Habit Psychology is an amazing study. We all have bad habits that we would like to break, but it seems like an impossibility to change them. Day after day, week after week, year after year, we struggle with the same habits over and over. For years I endeavored to find a solution.
I tried to create new habits to replace the bad ones. I used willpower to do the new routine for 21 days, the magic number for success. The new habit would go well for awhile, but ultimately fail. Usually about 30 days out, the routine would peter out and ultimately be forgotten.
What I didn’t realize at the time, was that I was doomed to fail. I had believed a couple of lies about habits that led to frustration and ultimately failure. The bad news: most people will continue on with bad habits in the new year. They will make a resolution to change, maybe even set a few goals, but after three or four weeks, they will be back to the same old routine again.
It doesn’t have to be this way.
I have some good news. In fact I have some very good news. If you currently have habits you would like to change, you are half way to a solution. The very fact that you have a current habit means that your mind has a currently working routine hardwired in place. All you need is. . .
Habit Psychology Breakthrough #1
Researchers have found that it is much easier to change an existing habit than create a new one. New habits are very difficult to create, so let’s look at existing habits we already have. This is very powerful if you know how a basic habit works. There are three parts.
The cue is what triggers the habit to start. This can be a location, a time of day, emotional state, other people, or a prior triggering action. The routine is what happens after the cue is realized. The reward is what we experience after the routine is run. Here is a simple example.
Lets say you stop by Starbucks on your way to work every morning and have a Cava Lava Java Supreme for 500 calories.
- The cue is seeing the Starbucks sign as you drive down the street.
- The routine is ordering a 500 calorie drink
- The reward could be a couple of things. It could be the refreshment of the drink, or possibly the pleasure of talking to the barista and meeting with the regulars.

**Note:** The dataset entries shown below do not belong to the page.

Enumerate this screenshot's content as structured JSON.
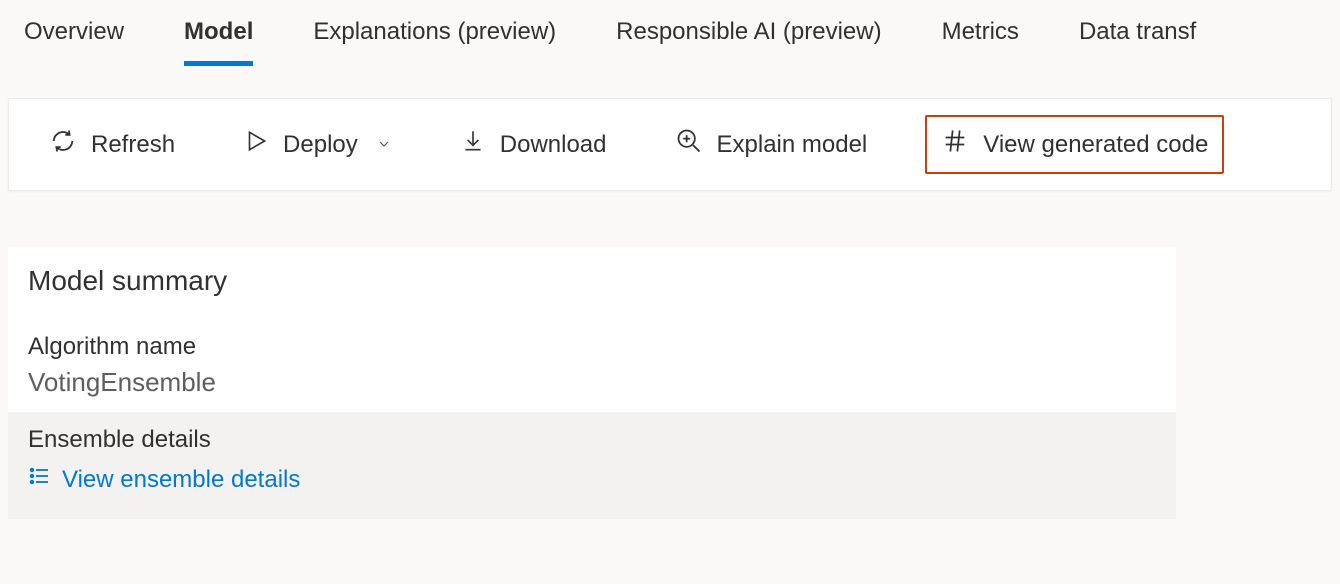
{
  "tabs": {
    "overview": "Overview",
    "model": "Model",
    "explanations": "Explanations (preview)",
    "responsible_ai": "Responsible AI (preview)",
    "metrics": "Metrics",
    "data_transf": "Data transf"
  },
  "toolbar": {
    "refresh": "Refresh",
    "deploy": "Deploy",
    "download": "Download",
    "explain_model": "Explain model",
    "view_generated_code": "View generated code"
  },
  "summary": {
    "title": "Model summary",
    "algorithm_label": "Algorithm name",
    "algorithm_value": "VotingEnsemble",
    "ensemble_label": "Ensemble details",
    "ensemble_link": "View ensemble details"
  },
  "highlighted_button": "view_generated_code"
}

Here is the psychological secret.
Almost any habit can be changed if the old cue and reward stay the same.
This is huge! If you know how habits work, you can change the routine and experience a different outcome. (I have more information in a previous post that explains in greater detail how cues and rewards work. Check it out here.)

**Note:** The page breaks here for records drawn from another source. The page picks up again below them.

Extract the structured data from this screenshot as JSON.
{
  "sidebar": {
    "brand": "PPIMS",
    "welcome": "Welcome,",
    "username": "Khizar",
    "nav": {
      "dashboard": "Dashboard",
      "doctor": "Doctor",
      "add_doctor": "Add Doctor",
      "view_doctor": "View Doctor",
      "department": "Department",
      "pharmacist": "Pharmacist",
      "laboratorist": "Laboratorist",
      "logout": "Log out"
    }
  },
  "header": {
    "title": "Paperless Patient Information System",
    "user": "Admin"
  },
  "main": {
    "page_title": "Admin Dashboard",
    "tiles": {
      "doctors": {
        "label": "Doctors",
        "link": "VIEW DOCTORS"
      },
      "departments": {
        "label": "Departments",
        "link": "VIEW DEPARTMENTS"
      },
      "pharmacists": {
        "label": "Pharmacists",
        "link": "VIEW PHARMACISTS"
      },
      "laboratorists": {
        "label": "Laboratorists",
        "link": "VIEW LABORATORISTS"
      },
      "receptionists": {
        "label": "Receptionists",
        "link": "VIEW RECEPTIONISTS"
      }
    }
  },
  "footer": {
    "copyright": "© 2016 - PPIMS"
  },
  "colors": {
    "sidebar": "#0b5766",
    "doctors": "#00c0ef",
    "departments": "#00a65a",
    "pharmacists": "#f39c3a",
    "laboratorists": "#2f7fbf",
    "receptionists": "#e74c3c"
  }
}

In our simple example above, if we change our high calorie drink for a low or no calorie version, we can lose weight over a period of time. Five hundred calories times seven days equals one pound of weight. Make this change every day for a week and you’ll lose a pound of weight.
As simple as this sounds, there is another part to the equation.
Habit Psychology Breakthrough #2
Researcher Phillippa Lally, a health psychology researcher at University College London, found that it takes an average of 66 days to successfully lock in a new habit. As simple as it is to change a habit routine, to lock it in successfully for the long term takes time.
The current “lie” in personal development circles is that it takes 21 days to stick a habit. The actual truth is a period three times as long. This new habit psychology research has been very helpful to me and allowed me to see why I reverted time after time to bad habits after a month or so.
I didn’t stick with the new routine long enough to lock in the habit.
While changing an existing habit may not take as long as a new habit to stick, it’s a good idea to keep focus for the full formation time period. When I look back over my life, this longer period of focused routine was pivotal for lasting change. In the graph above you can see that 66 days is the tipping point of habit change.
Creating a Resolution Habit
In its simplest form, to create a resolution habit you simply take a resolution; something you want to change, and apply it to the routine of an existing habit. You focus on this new routine for at least 66 days (10 weeks) to make it stick.
In practice, there are three types of resolution habits.
- Basic: Change the routine of an existing habit.
- Compound: Change multiple routines in an existing habit for greater results.
- GoalStac: Set a goal, create a strategy, and write down action steps to create a new habit.
Over our next few posts I’ll provide you with some practical and successful examples of Resolution Habits in different categories that have been successful in my life and the lives of others. Then I’ll show you how to create a compound habit to explode your results.
Creating a Success Kit
At the end I’ll show you a whole new concept of Goal Setting that utilizes a GoalStac method to reach your goal and create a new long term habit for lasting change. This combination of goal setting and habit psychology requires time, focus, and a number of action steps, but the results are compelling. You basically put a number of pieces together to create a success kit, that gives you a much greater chance of success that conventional SMART Goals.
Think through some resolutions you’d like to make and leave your ideas in the comments below.
P.S. If you would like to make a major difference in your life, my good friend Michael Hyatt has a program that combines life planning with goal setting. It’s called Five Days to Your Best Year Ever. It’s not cheap and is only available through December 15th, but Mike has taken his success as a CEO of a large publishing company and distilled it down to an actionable plan for results. If you want 2017 to be the best yet, and are willing to put in time and effort, his BYE program will help you get there.